Fortunately, there are communities around the country that have created effective strategies to address poverty.   The efforts in the communities that have had a positive impact on poverty share three characteristics that are critical to the success of the anti-poverty programs:

* They are comprehensive.

* They are collaborative.

* They involve intensive community organizing.

Comprehensive solutions for Memphis should start with the development of a thorough asset map of the community that describes the strengths we have as well as the negative aspects of the city.  The next step is to develop programs that bridge the individuals needs as well as the community’s needs, either within existing agencies and institutions or in new and innovative organizations.

Collaboration will be key to the success of these efforts.  Both formal and informal collaboration with organizations and individuals sharing resources and information are a necessary part of a solution.  The silos of Memphis that have occurred in public, private, and not for profit organizations must be addressed and no longer tolerated by those looking for solutions.

Community organizing must be a critical component of all efforts to address poverty in this city.  However, it must be recognized that community organizing is a tool that must reach out to be inclusive and avoid exclusive approaches.  The individual and community well-being are intertwined.  Individuals participating as a community created the spiral down and only they can counter the spiral.  Empowerment of the poor is central to this effort; only through a consistent focus on the interplay between individuals and the community can real solutions be found.

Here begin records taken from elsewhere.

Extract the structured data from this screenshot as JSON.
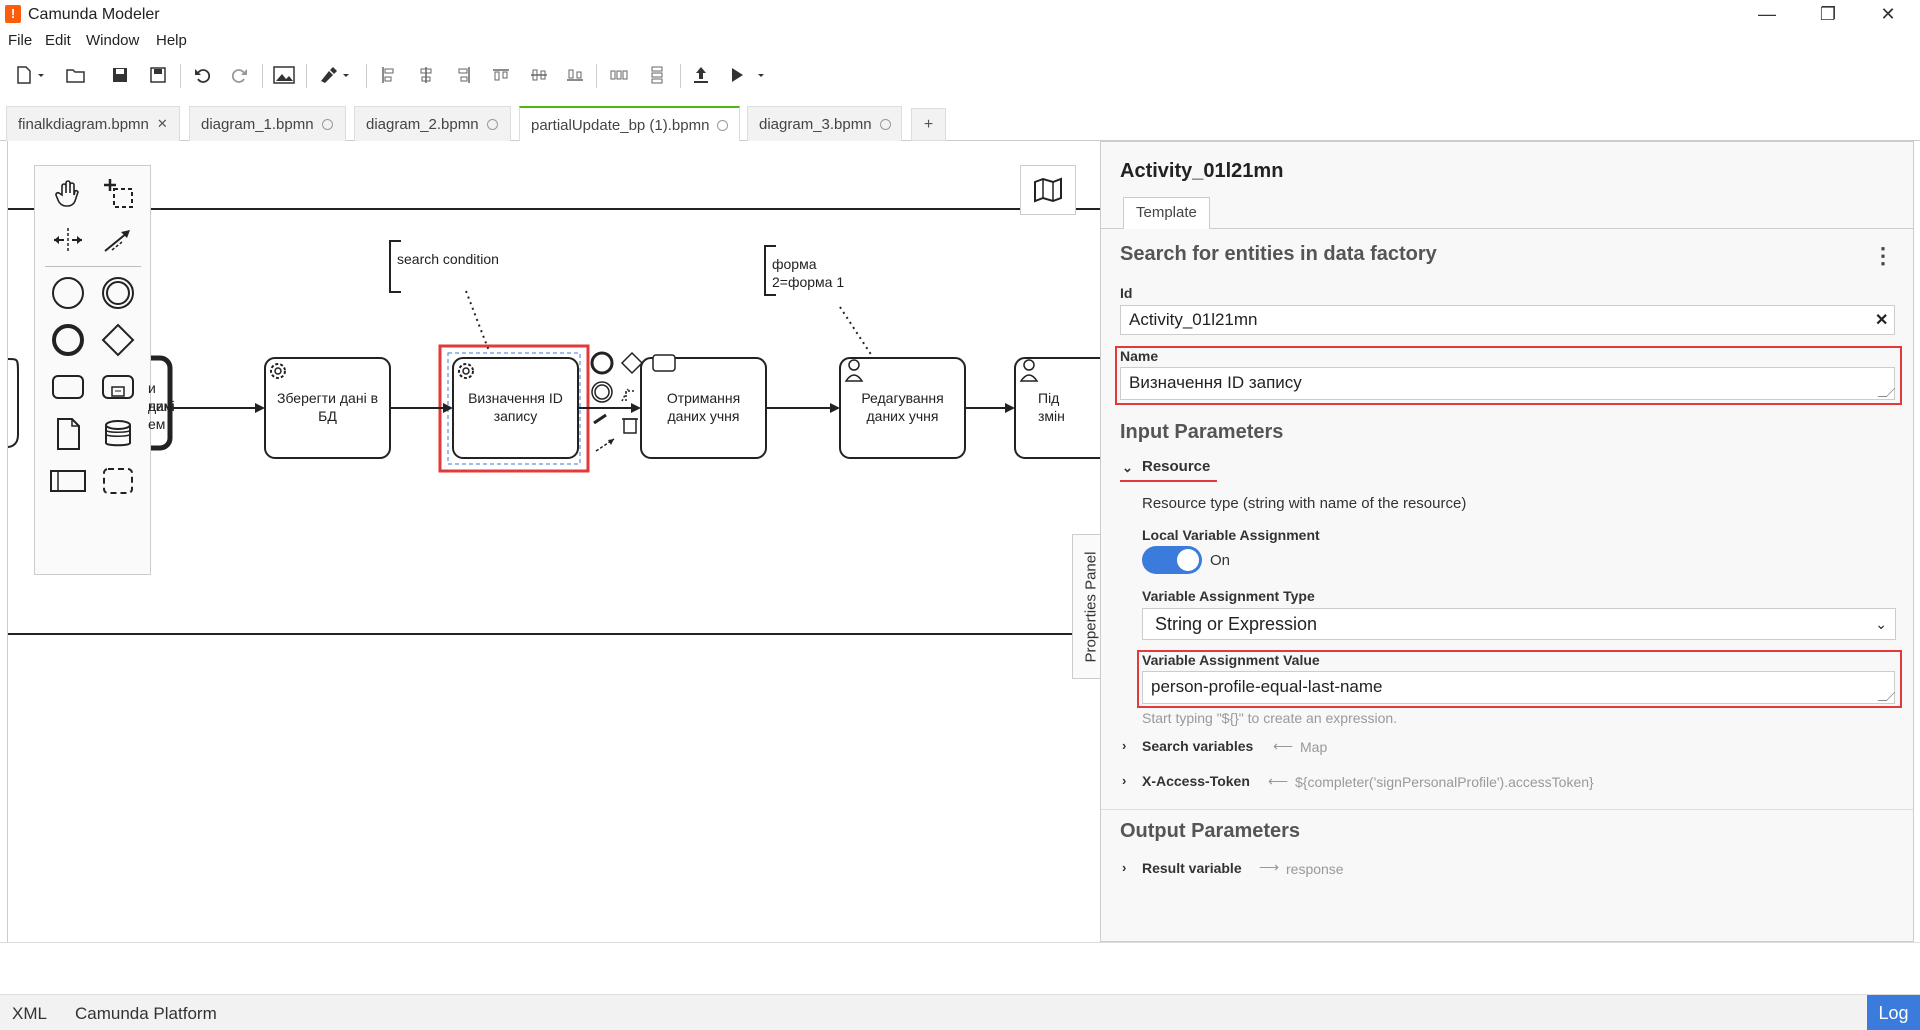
{
  "window": {
    "title": "Camunda Modeler",
    "logo_char": "!",
    "minimize": "—",
    "maximize": "❐",
    "close": "✕"
  },
  "menu": [
    "File",
    "Edit",
    "Window",
    "Help"
  ],
  "tabs": [
    {
      "label": "finalkdiagram.bpmn",
      "state": "close"
    },
    {
      "label": "diagram_1.bpmn",
      "state": "saved"
    },
    {
      "label": "diagram_2.bpmn",
      "state": "saved"
    },
    {
      "label": "partialUpdate_bp (1).bpmn",
      "state": "saved",
      "active": true
    },
    {
      "label": "diagram_3.bpmn",
      "state": "saved"
    }
  ],
  "tab_add": "+",
  "diagram": {
    "task_partial_top": "и дані",
    "task_partial_mid": "ним",
    "task_partial_bot": "ем",
    "task_save": "Зберегти дані в БД",
    "task_define_id": "Визначення ID запису",
    "task_receive": "Отримання даних учня",
    "task_edit": "Редагування даних учня",
    "task_partial_right_1": "Під",
    "task_partial_right_2": "змін",
    "annotation_1": "search condition",
    "annotation_2": "форма\n2=форма 1"
  },
  "properties_toggle": "Properties Panel",
  "properties": {
    "element_id_title": "Activity_01l21mn",
    "tab_template": "Template",
    "template_title": "Search for entities in data factory",
    "id_label": "Id",
    "id_value": "Activity_01l21mn",
    "id_clear": "✕",
    "name_label": "Name",
    "name_value": "Визначення ID запису",
    "input_params_title": "Input Parameters",
    "resource_title": "Resource",
    "resource_desc": "Resource type (string with name of the resource)",
    "local_var_label": "Local Variable Assignment",
    "local_var_state": "On",
    "var_type_label": "Variable Assignment Type",
    "var_type_value": "String or Expression",
    "var_value_label": "Variable Assignment Value",
    "var_value": "person-profile-equal-last-name",
    "var_hint": "Start typing \"${}\" to create an expression.",
    "search_vars_label": "Search variables",
    "search_vars_value": "Map",
    "xtoken_label": "X-Access-Token",
    "xtoken_value": "${completer('signPersonalProfile').accessToken}",
    "output_params_title": "Output Parameters",
    "result_var_label": "Result variable",
    "result_var_value": "response"
  },
  "status": {
    "xml": "XML",
    "platform": "Camunda Platform",
    "log": "Log"
  },
  "colors": {
    "accent_blue": "#3a7bdb",
    "highlight_red": "#e23a3a",
    "active_tab_green": "#52b415",
    "logo_orange": "#fc5d0d"
  }
}
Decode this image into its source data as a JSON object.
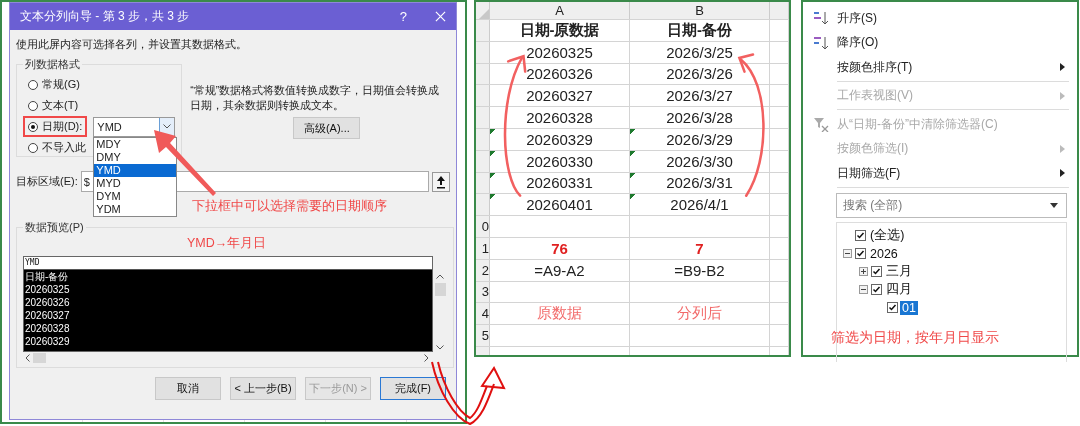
{
  "dialog": {
    "title": "文本分列向导 - 第 3 步，共 3 步",
    "help": "?",
    "instruction": "使用此屏内容可选择各列，并设置其数据格式。",
    "format_group": {
      "label": "列数据格式",
      "options": [
        {
          "label": "常规(G)",
          "selected": false
        },
        {
          "label": "文本(T)",
          "selected": false
        },
        {
          "label": "日期(D):",
          "selected": true
        },
        {
          "label": "不导入此",
          "selected": false
        }
      ]
    },
    "date_order": {
      "value": "YMD",
      "options": [
        {
          "label": "MDY",
          "selected": false
        },
        {
          "label": "DMY",
          "selected": false
        },
        {
          "label": "YMD",
          "selected": true
        },
        {
          "label": "MYD",
          "selected": false
        },
        {
          "label": "DYM",
          "selected": false
        },
        {
          "label": "YDM",
          "selected": false
        }
      ]
    },
    "description": "“常规”数据格式将数值转换成数字，日期值会转换成日期，其余数据则转换成文本。",
    "advanced_button": "高级(A)...",
    "destination": {
      "label": "目标区域(E):",
      "value": "$"
    },
    "dropdown_note": "下拉框中可以选择需要的日期顺序",
    "preview": {
      "label": "数据预览(P)",
      "note": "YMD→年月日",
      "header": "YMD",
      "rows": [
        "日期-备份",
        "20260325",
        "20260326",
        "20260327",
        "20260328",
        "20260329"
      ]
    },
    "buttons": [
      {
        "label": "取消",
        "disabled": false,
        "default": false
      },
      {
        "label": "< 上一步(B)",
        "disabled": false,
        "default": false
      },
      {
        "label": "下一步(N) >",
        "disabled": true,
        "default": false
      },
      {
        "label": "完成(F)",
        "disabled": false,
        "default": true
      }
    ]
  },
  "sheet": {
    "columns": [
      "A",
      "B"
    ],
    "rows": [
      {
        "kind": "header",
        "cells": [
          {
            "text": "日期-原数据"
          },
          {
            "text": "日期-备份"
          }
        ]
      },
      {
        "kind": "data",
        "cells": [
          {
            "text": "20260325",
            "flagged": false
          },
          {
            "text": "2026/3/25",
            "flagged": false
          }
        ]
      },
      {
        "kind": "data",
        "cells": [
          {
            "text": "20260326",
            "flagged": false
          },
          {
            "text": "2026/3/26",
            "flagged": false
          }
        ]
      },
      {
        "kind": "data",
        "cells": [
          {
            "text": "20260327",
            "flagged": false
          },
          {
            "text": "2026/3/27",
            "flagged": false
          }
        ]
      },
      {
        "kind": "data",
        "cells": [
          {
            "text": "20260328",
            "flagged": false
          },
          {
            "text": "2026/3/28",
            "flagged": false
          }
        ]
      },
      {
        "kind": "data",
        "cells": [
          {
            "text": "20260329",
            "flagged": true
          },
          {
            "text": "2026/3/29",
            "flagged": true
          }
        ]
      },
      {
        "kind": "data",
        "cells": [
          {
            "text": "20260330",
            "flagged": true
          },
          {
            "text": "2026/3/30",
            "flagged": true
          }
        ]
      },
      {
        "kind": "data",
        "cells": [
          {
            "text": "20260331",
            "flagged": true
          },
          {
            "text": "2026/3/31",
            "flagged": true
          }
        ]
      },
      {
        "kind": "data",
        "cells": [
          {
            "text": "20260401",
            "flagged": true
          },
          {
            "text": "2026/4/1",
            "flagged": true
          }
        ]
      },
      {
        "kind": "empty",
        "row_label": "0",
        "cells": []
      },
      {
        "kind": "total",
        "row_label": "1",
        "cells": [
          {
            "text": "76"
          },
          {
            "text": "7"
          }
        ]
      },
      {
        "kind": "formula",
        "row_label": "2",
        "cells": [
          {
            "text": "=A9-A2"
          },
          {
            "text": "=B9-B2"
          }
        ]
      },
      {
        "kind": "empty",
        "row_label": "3",
        "cells": []
      },
      {
        "kind": "note",
        "row_label": "4",
        "cells": [
          {
            "text": "原数据"
          },
          {
            "text": "分列后"
          }
        ]
      },
      {
        "kind": "empty",
        "row_label": "5",
        "cells": []
      }
    ]
  },
  "filter_menu": {
    "items": [
      {
        "kind": "sort-asc",
        "label": "升序(S)",
        "disabled": false,
        "submenu": false
      },
      {
        "kind": "sort-desc",
        "label": "降序(O)",
        "disabled": false,
        "submenu": false
      },
      {
        "kind": "plain",
        "label": "按颜色排序(T)",
        "disabled": false,
        "submenu": true
      },
      {
        "kind": "separator"
      },
      {
        "kind": "plain",
        "label": "工作表视图(V)",
        "disabled": true,
        "submenu": true
      },
      {
        "kind": "separator"
      },
      {
        "kind": "clear-filter",
        "label": "从“日期-备份”中清除筛选器(C)",
        "disabled": true,
        "submenu": false
      },
      {
        "kind": "plain",
        "label": "按颜色筛选(I)",
        "disabled": true,
        "submenu": true
      },
      {
        "kind": "plain",
        "label": "日期筛选(F)",
        "disabled": false,
        "submenu": true
      },
      {
        "kind": "separator"
      }
    ],
    "search": {
      "placeholder": "搜索 (全部)"
    },
    "tree": [
      {
        "label": "(全选)",
        "checked": true,
        "selected": false
      },
      {
        "label": "2026",
        "checked": true,
        "selected": false,
        "expanded": true,
        "children": [
          {
            "label": "三月",
            "checked": true,
            "selected": false,
            "expanded": false
          },
          {
            "label": "四月",
            "checked": true,
            "selected": false,
            "expanded": true,
            "children": [
              {
                "label": "01",
                "checked": true,
                "selected": true
              }
            ]
          }
        ]
      }
    ],
    "note": "筛选为日期，按年月日显示"
  }
}
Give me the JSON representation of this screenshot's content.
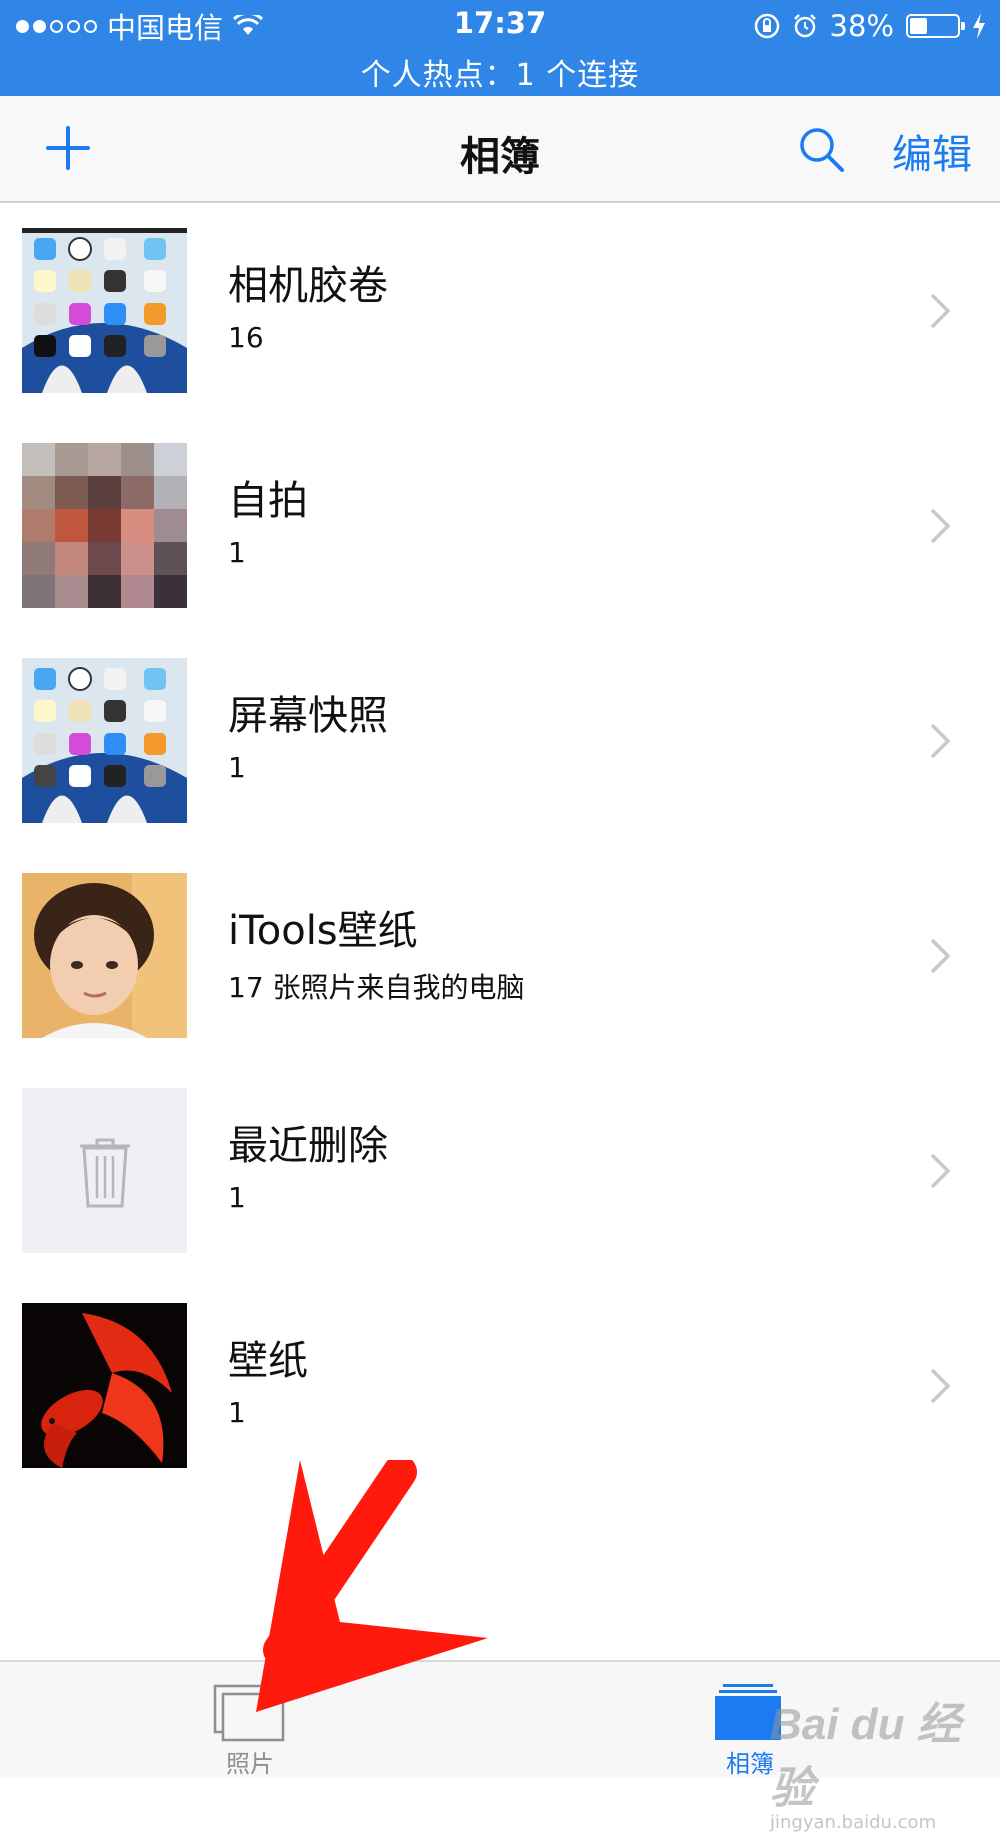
{
  "status_bar": {
    "carrier": "中国电信",
    "time": "17:37",
    "battery_percent": "38%",
    "battery_level": 0.38,
    "hotspot_text": "个人热点：1 个连接"
  },
  "nav": {
    "title": "相簿",
    "edit_label": "编辑",
    "accent_color": "#1a7cf0"
  },
  "albums": [
    {
      "name": "相机胶卷",
      "count": "16",
      "thumb": "home-screen-screenshot"
    },
    {
      "name": "自拍",
      "count": "1",
      "thumb": "pixelated-selfie"
    },
    {
      "name": "屏幕快照",
      "count": "1",
      "thumb": "home-screen-screenshot"
    },
    {
      "name": "iTools壁纸",
      "count": "17 张照片来自我的电脑",
      "thumb": "child-portrait"
    },
    {
      "name": "最近删除",
      "count": "1",
      "thumb": "trash-icon"
    },
    {
      "name": "壁纸",
      "count": "1",
      "thumb": "red-betta-fish"
    }
  ],
  "tab_bar": {
    "photos_label": "照片",
    "albums_label": "相簿",
    "selected": "相簿"
  },
  "watermark": {
    "logo": "Bai du 经验",
    "url": "jingyan.baidu.com"
  }
}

Depending on which theoretical explanation one accepts, differing approaches to resolving the problem will be pursued. The explanation and solutions offered by the Commercial Appeal are consistent with the individualistic explanation of the problem and will leave many of the pervasive issues of poverty unaddressed. A more comprehensive approach, a community development approach that is collaborative and comprehensive, is needed to begin searching for adequate solutions to this pervasive problem.